=== DATASET EXCERPTS ===
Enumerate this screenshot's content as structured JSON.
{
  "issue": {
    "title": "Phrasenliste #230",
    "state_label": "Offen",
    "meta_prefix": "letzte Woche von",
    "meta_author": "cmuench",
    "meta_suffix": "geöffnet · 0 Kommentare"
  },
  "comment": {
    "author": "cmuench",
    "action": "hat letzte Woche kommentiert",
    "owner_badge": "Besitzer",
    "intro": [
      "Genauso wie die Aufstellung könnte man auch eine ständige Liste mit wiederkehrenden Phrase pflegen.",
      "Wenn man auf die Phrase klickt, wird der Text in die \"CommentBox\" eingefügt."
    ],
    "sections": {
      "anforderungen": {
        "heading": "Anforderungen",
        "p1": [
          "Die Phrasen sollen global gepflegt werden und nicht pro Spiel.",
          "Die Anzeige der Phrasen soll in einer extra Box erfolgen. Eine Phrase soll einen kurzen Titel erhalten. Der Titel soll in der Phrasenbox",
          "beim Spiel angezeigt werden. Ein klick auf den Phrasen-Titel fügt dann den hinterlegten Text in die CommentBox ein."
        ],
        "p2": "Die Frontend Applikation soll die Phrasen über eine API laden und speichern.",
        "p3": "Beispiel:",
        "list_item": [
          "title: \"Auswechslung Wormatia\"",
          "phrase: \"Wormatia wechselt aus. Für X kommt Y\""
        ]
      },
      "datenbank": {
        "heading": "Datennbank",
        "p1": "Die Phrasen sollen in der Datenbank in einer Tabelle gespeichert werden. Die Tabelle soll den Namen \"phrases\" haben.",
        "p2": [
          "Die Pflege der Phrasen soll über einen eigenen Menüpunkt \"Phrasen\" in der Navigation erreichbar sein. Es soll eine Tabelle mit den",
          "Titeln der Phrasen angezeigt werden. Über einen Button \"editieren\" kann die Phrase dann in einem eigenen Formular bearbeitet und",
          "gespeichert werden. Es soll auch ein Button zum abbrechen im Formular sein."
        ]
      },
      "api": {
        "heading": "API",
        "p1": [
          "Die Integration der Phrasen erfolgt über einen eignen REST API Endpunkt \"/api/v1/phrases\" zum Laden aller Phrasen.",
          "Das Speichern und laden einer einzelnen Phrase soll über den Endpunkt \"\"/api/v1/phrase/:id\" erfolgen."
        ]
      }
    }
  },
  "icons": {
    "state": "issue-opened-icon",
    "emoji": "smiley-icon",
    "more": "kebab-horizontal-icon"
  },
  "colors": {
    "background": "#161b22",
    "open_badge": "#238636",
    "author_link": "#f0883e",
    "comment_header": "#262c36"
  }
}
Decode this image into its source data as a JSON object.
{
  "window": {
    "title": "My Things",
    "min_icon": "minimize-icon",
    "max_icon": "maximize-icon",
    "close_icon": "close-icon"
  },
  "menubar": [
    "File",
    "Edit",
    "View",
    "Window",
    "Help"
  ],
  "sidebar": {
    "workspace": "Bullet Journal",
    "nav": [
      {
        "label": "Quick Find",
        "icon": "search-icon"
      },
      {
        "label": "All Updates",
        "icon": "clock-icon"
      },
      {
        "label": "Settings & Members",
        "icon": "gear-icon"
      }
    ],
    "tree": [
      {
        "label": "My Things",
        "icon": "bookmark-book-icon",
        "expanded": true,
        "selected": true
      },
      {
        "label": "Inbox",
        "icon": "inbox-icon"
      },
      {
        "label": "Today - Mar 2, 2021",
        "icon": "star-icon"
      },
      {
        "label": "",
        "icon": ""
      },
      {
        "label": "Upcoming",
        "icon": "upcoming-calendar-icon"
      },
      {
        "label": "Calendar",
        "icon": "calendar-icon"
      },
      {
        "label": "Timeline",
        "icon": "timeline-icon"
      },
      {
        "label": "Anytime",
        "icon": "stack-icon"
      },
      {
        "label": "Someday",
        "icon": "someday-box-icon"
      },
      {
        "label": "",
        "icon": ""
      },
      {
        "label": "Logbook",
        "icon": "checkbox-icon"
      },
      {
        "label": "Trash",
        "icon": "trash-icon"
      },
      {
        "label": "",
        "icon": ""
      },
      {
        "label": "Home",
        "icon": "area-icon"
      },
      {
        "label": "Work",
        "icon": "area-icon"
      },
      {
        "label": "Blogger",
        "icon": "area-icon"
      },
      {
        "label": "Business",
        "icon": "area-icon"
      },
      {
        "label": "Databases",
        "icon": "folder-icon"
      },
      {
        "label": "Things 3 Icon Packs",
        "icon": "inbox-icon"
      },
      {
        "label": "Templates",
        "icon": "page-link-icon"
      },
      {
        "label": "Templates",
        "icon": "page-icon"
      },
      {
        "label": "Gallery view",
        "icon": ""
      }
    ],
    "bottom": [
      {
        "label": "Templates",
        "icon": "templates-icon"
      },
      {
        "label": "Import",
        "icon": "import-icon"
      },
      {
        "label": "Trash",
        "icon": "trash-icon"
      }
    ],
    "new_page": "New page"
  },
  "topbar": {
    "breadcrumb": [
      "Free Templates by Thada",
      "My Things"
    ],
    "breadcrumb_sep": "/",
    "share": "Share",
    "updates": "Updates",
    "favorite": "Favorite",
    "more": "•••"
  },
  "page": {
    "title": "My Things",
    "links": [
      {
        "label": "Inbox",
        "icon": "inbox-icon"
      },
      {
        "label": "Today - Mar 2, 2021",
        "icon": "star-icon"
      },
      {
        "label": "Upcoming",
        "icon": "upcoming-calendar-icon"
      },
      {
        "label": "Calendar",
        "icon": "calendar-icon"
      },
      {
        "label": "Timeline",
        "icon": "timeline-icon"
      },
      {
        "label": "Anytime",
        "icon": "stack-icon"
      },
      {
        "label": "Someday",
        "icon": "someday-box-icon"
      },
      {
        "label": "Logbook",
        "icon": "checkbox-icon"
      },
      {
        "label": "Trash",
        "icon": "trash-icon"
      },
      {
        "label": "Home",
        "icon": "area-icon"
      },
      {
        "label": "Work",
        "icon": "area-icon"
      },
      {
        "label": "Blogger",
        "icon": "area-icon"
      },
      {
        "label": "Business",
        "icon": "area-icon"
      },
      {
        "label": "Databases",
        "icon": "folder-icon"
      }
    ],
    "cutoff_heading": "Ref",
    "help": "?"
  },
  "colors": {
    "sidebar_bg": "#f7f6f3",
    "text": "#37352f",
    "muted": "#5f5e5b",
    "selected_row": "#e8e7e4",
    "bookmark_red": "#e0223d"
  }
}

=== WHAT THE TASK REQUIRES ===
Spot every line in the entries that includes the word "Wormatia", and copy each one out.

=== SOLUTION FOR THIS EXERCISE ===
          "title: \"Auswechslung Wormatia\"",
          "phrase: \"Wormatia wechselt aus. Für X kommt Y\""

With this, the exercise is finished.